h a l f b a k e r y
Now, More Pleasing Odor!

idea: add, search, annotate, link, view, overview, recent, by name, random

meta: news, help, about, links, report a problem

account: browse anonymously, or get an account and write.

user:
pass:
register,


                       

Biscuit hammer

  (+15)(+15)
(+15)
  [vote for,
against]

Train drivers used to hit train wheels with a hammer before setting off and were able to judge by the noise whether the wheel was cracked. This small USB-powered device will gently tap your biscuit and feed the sound into an analysis package to determine the biscuit's structural integrity as a safety measure before any planned dunking goes ahead.
hippo, Sep 07 2009

Avoid biscuit-based injury http://www.metro.co...32902&in_page_id=34
[coprocephalous, Sep 08 2009]

A nice cup of tea and a sit down. http://www.nicecupofteaandasitdown.com/
I think [hippo] would like this place. And the accompanying book which is my personal reference for all things biscuit related. [wagster, Sep 08 2009]

[link]






       That's the way the cookie crumbles ..... [+]
8th of 7, Sep 07 2009
  

       It has to be non-destructive testing. The energy input shouldn't be sufficient to cause an incipient flaw to propagate.   

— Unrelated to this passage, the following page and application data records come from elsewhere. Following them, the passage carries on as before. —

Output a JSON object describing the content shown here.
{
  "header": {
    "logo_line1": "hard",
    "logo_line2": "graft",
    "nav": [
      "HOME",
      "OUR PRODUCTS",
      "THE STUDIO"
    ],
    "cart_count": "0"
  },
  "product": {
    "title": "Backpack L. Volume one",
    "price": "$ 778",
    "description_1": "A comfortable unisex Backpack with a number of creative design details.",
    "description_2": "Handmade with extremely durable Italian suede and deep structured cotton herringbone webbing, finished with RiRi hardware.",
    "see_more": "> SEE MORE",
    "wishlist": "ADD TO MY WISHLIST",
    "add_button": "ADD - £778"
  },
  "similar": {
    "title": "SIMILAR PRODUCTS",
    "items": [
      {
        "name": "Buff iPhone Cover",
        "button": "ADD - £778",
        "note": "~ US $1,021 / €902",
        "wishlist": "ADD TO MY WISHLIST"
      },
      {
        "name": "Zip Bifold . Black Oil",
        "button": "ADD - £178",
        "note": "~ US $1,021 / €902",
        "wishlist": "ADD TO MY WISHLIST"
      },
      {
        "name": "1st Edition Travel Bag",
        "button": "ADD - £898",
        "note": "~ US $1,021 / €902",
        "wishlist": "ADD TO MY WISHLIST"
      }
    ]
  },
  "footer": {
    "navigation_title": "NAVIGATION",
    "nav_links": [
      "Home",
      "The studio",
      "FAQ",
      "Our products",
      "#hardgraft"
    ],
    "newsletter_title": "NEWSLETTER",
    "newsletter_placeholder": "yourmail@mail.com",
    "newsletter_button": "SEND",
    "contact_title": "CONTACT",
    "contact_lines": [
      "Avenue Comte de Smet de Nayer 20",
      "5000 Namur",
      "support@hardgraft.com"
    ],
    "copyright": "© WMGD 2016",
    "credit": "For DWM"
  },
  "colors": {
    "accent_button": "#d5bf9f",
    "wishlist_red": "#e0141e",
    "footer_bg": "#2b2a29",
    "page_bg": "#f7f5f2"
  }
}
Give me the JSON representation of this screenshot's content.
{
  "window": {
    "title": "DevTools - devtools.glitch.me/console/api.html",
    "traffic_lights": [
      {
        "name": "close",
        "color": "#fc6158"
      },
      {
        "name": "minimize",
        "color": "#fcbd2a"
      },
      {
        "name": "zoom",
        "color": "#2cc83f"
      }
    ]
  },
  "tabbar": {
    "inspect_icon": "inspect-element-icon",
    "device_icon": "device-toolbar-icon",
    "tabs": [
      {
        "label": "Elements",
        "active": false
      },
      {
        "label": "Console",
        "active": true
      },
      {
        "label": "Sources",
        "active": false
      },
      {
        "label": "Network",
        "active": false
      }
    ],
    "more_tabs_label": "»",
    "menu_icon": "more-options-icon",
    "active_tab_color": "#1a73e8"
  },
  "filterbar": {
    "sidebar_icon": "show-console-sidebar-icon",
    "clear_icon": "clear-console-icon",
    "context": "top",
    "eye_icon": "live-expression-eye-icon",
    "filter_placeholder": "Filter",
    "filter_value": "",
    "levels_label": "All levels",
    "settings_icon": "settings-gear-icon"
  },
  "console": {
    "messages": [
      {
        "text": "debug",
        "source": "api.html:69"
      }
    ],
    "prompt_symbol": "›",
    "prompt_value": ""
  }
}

       Ultrasound pulses might be better.
8th of 7, Sep 07 2009
  

       wheel tappers and shunters - would there be a shunting device whatever that is?
po, Sep 07 2009
  

       This could, in another world, where hippo's double is a man of unlimited animus and limited social skills, have been an altogether simpler device, for serruptitious use in supermarkets and tea rooms.
calum, Sep 07 2009
  

       Perhaps for tracle biscuits, there are syruptitious uses?
AbsintheWithoutLeave, Sep 07 2009
  

       Ohh yeah. Another goody that got by me. I hear this as a tiny ting sound. Like the one before one meditates. On a good biscuit day that is.
blissmiss, Sep 07 2009
  

       //Train drivers used to hit train wheels with a hammer //
Telephone linesmen are also trained to hit telephone poles with a hammer to judge if they're safe to climb.
If they "ring" they're dry and safe; if there's a dullness, they're rotten.
My Grandad knew this, but used to drive his GPO van into them instead.
If they fell over, they weren't safe to climb in the first place.
coprocephalous, Sep 08 2009
  

       Heh, Grandad.
blissmiss, Sep 08 2009
  

       re: link. Interesting research, copro, but deeply flawed Ifeel. A noticeable absentee from the list of risks associated with the deadly combination of tea & biscuits is, of course, polonium poisoning. This makes the whole provenance of the report extremely suspect as I know, from personal experience, that the streets of London are littered with the bodies of ex-pat Russians who have not exercised the appropriate caution during their tea breaks.
DrBob, Sep 08 2009
  
      
[annotate]
  


 

back: main index

business  computer  culture  fashion  food  halfbakery  home  other  product  public  science  sport  vehicle